On completion of the shaping, a set of elementary reconfigurations is obtained for each transition obtained following the expansion. These elementary reconfigurations possess the following properties:
However, the interpretation algorithm has a certain number of limits:
So, verificatory checks must be made.
Checks, Generation of the Reconfigurations and Simulation.
Checks
The checks make it possible to check that the set of elementary reconfiguration rules is a system having the following characteristics:
These checks pertain to the elementary reconfigurations. Other checks must also be undertaken on the logic language. They relate essentially to the consistency of the properties, the set of properties of the system having not to be contradictory. More simply, there must exist at least one configuration satisfying all the properties of the system.
The system is automatically operational by construction.
Concerning the determinism of the system, it is necessary to check that several possible reconfigurations do not exist for a given configuration. Formally, it suffices to ensure that the guards of the elementary reconfigurations for a given event are pairwise disjoint. It is known that the interpretation algorithm guarantees that two elementary reconfigurations arising from a transition where all the variables have been evaluated have disjoint guards. Therefore, errors are present if:
In both cases, it is necessary to rewrite the transition rules to correct these errors.
So that completeness is satisfied, it is necessary that an imperative transition and the set of elementary reconfigurations arising from said transition be applied to the same set of configurations.
Conservation of the properties is covered by the interpretation algorithm in the following manner. If configuration before reconfiguration is acceptable, it then satisfies all the properties of the system, then configuration after reconfiguration is also acceptable, it also satisfies all the properties of the system. It suffices to check that the configuration or configurations on initialization of the system satisfy all the properties of the system. At the same time, the consistency of the properties is guaranteed since there exists at least one configuration, the initial configuration which satisfies all the properties of the system.

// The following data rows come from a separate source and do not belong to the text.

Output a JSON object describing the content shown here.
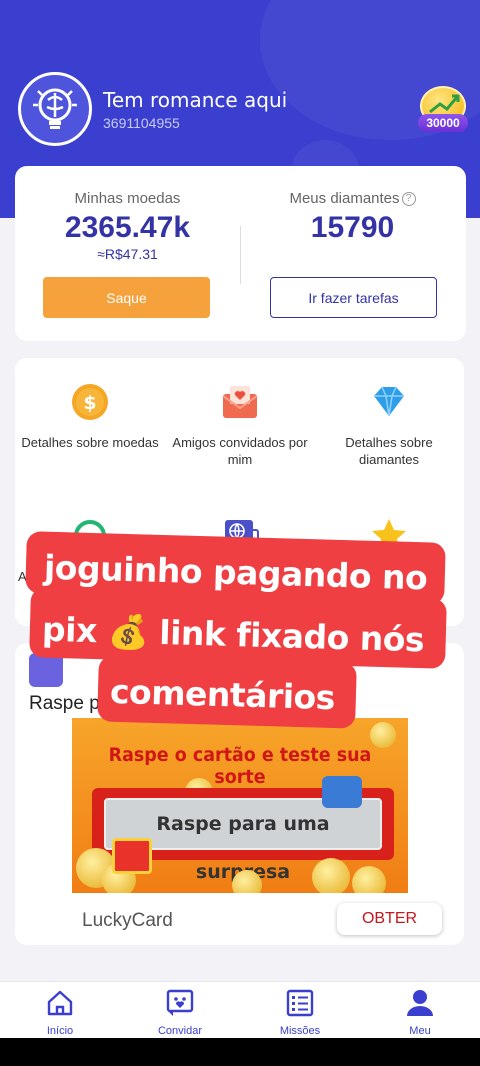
{
  "header": {
    "user_name": "Tem romance aqui",
    "user_id": "3691104955",
    "badge_value": "30000"
  },
  "wallet": {
    "coins_title": "Minhas moedas",
    "coins_value": "2365.47k",
    "coins_brl": "≈R$47.31",
    "diamonds_title": "Meus diamantes",
    "diamonds_value": "15790",
    "withdraw_label": "Saque",
    "tasks_label": "Ir fazer tarefas"
  },
  "menu": [
    {
      "label": "Detalhes sobre moedas",
      "icon": "dollar-coin-icon"
    },
    {
      "label": "Amigos convidados por mim",
      "icon": "envelope-heart-icon"
    },
    {
      "label": "Detalhes sobre diamantes",
      "icon": "diamond-icon"
    },
    {
      "label": "A",
      "icon": "headset-icon"
    },
    {
      "label": "",
      "icon": "globe-chat-icon"
    },
    {
      "label": "",
      "icon": "star-icon"
    }
  ],
  "raspe": {
    "title": "Raspe p",
    "banner_headline": "Raspe o cartão e teste sua sorte",
    "banner_scratch": "Raspe para uma surpresa",
    "card_name": "LuckyCard",
    "get_label": "OBTER"
  },
  "overlay": {
    "line1": "joguinho pagando no",
    "line2": "pix 💰 link fixado nós",
    "line3": "comentários"
  },
  "tabs": [
    {
      "label": "Início",
      "icon": "home-icon"
    },
    {
      "label": "Convidar",
      "icon": "invite-icon"
    },
    {
      "label": "Missões",
      "icon": "missions-icon"
    },
    {
      "label": "Meu",
      "icon": "profile-icon"
    }
  ],
  "colors": {
    "primary": "#3a3fcf",
    "accent_orange": "#f5a13c",
    "overlay_red": "#ef3f43",
    "obter_red": "#c8161d"
  }
}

It is also necessary to check that a given configuration is acceptable, that is to say that it satisfies all the properties of the system.
Code Generation
Simulation and code generation rely on a basic process executed in a loop which, given an initial configuration and a received event, calculates the next configuration. It can be put into the form of a function which calculates the next configuration on the basis of a configuration and an event.
The calculation of the next reconfiguration searches for the elementary reconfiguration whose guard is satisfied by the initial configuration, then applies the conclusion of the elementary reconfiguration to the initial configuration to obtain the final configuration.
Code generation involves a large number of possible solutions. For example, it is possible to write a generic reconfiguration function once and for all. The role of this function is to elect the elementary reconfiguration and to apply it. For this purpose, it uses the elementary reconfigurations generated either in the form of arrays or elementary data, or else in the form of codes.
Simulation and Traceability
Simulation makes it possible to validate the input specification. For each reconfiguration it is therefore important to determine the properties, the preferences and the transition rules which served to calculate the reconfiguration. To this end, a traceability function is used which, with each elementary reconfiguration, associates the transition rule, the properties and the preferences which have allowed its calculation.
It will be readily seen by one of ordinary skill in the art that the present invention fulfils all of the objects set forth above. After reading the foregoing specification, one of ordinary skill in the art will be able to affect various changes, substitutions of equivalents and various aspects of the invention as broadly disclosed herein. It is therefore intended that the protection granted hereon be limited only by definition contained in the appended claims and equivalents thereof.